— Source material —
━━━━━━━━━━━━━━━━

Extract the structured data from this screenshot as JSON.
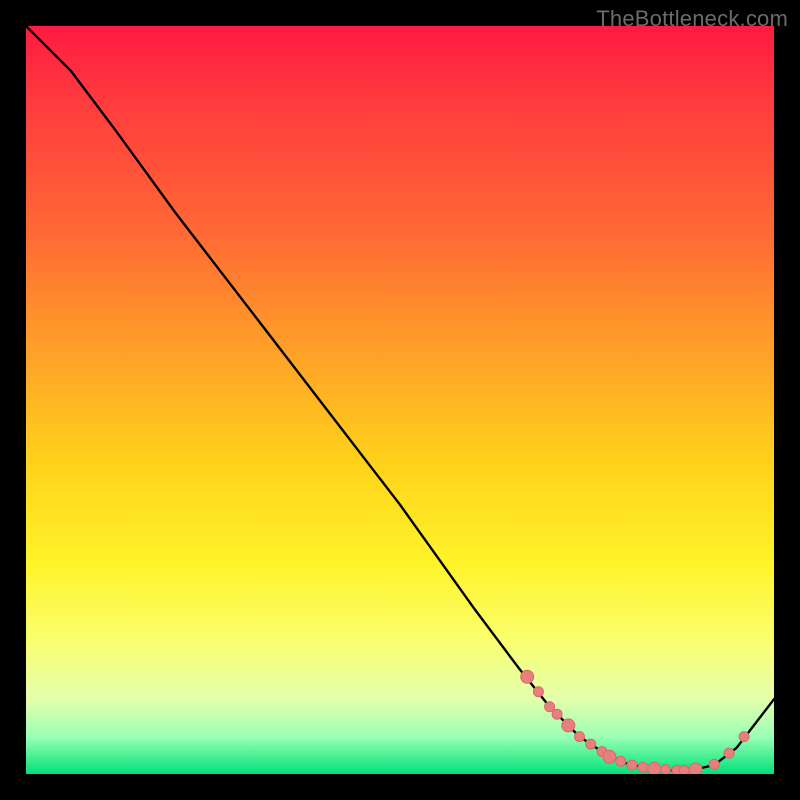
{
  "watermark": "TheBottleneck.com",
  "colors": {
    "bg": "#000000",
    "curve_stroke": "#000000",
    "marker_fill": "#e77f7d",
    "marker_stroke": "#d76a68"
  },
  "chart_data": {
    "type": "line",
    "title": "",
    "xlabel": "",
    "ylabel": "",
    "xlim": [
      0,
      100
    ],
    "ylim": [
      0,
      100
    ],
    "series": [
      {
        "name": "curve",
        "x": [
          0,
          6,
          12,
          20,
          30,
          40,
          50,
          60,
          66,
          70,
          74,
          77,
          80,
          83,
          86,
          89,
          92,
          95,
          100
        ],
        "y": [
          100,
          94,
          86,
          75,
          62,
          49,
          36,
          22,
          14,
          9,
          5,
          3,
          1.5,
          0.8,
          0.5,
          0.5,
          1.2,
          3.5,
          10
        ]
      }
    ],
    "markers": {
      "note": "dots highlighting the trough region",
      "x": [
        67,
        68.5,
        70,
        71,
        72.5,
        74,
        75.5,
        77,
        78,
        79.5,
        81,
        82.5,
        84,
        85.5,
        87,
        88,
        89.5,
        92,
        94,
        96
      ],
      "y": [
        13,
        11,
        9,
        8,
        6.5,
        5,
        4,
        3,
        2.3,
        1.7,
        1.2,
        0.9,
        0.7,
        0.6,
        0.5,
        0.5,
        0.6,
        1.3,
        2.8,
        5
      ]
    }
  }
}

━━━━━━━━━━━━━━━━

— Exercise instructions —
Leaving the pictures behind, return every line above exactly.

— Response to the task —
Extract the structured data from this screenshot as JSON.
{
  "watermark": "TheBottleneck.com",
  "colors": {
    "bg": "#000000",
    "curve_stroke": "#000000",
    "marker_fill": "#e77f7d",
    "marker_stroke": "#d76a68"
  },
  "chart_data": {
    "type": "line",
    "title": "",
    "xlabel": "",
    "ylabel": "",
    "xlim": [
      0,
      100
    ],
    "ylim": [
      0,
      100
    ],
    "series": [
      {
        "name": "curve",
        "x": [
          0,
          6,
          12,
          20,
          30,
          40,
          50,
          60,
          66,
          70,
          74,
          77,
          80,
          83,
          86,
          89,
          92,
          95,
          100
        ],
        "y": [
          100,
          94,
          86,
          75,
          62,
          49,
          36,
          22,
          14,
          9,
          5,
          3,
          1.5,
          0.8,
          0.5,
          0.5,
          1.2,
          3.5,
          10
        ]
      }
    ],
    "markers": {
      "note": "dots highlighting the trough region",
      "x": [
        67,
        68.5,
        70,
        71,
        72.5,
        74,
        75.5,
        77,
        78,
        79.5,
        81,
        82.5,
        84,
        85.5,
        87,
        88,
        89.5,
        92,
        94,
        96
      ],
      "y": [
        13,
        11,
        9,
        8,
        6.5,
        5,
        4,
        3,
        2.3,
        1.7,
        1.2,
        0.9,
        0.7,
        0.6,
        0.5,
        0.5,
        0.6,
        1.3,
        2.8,
        5
      ]
    }
  }
}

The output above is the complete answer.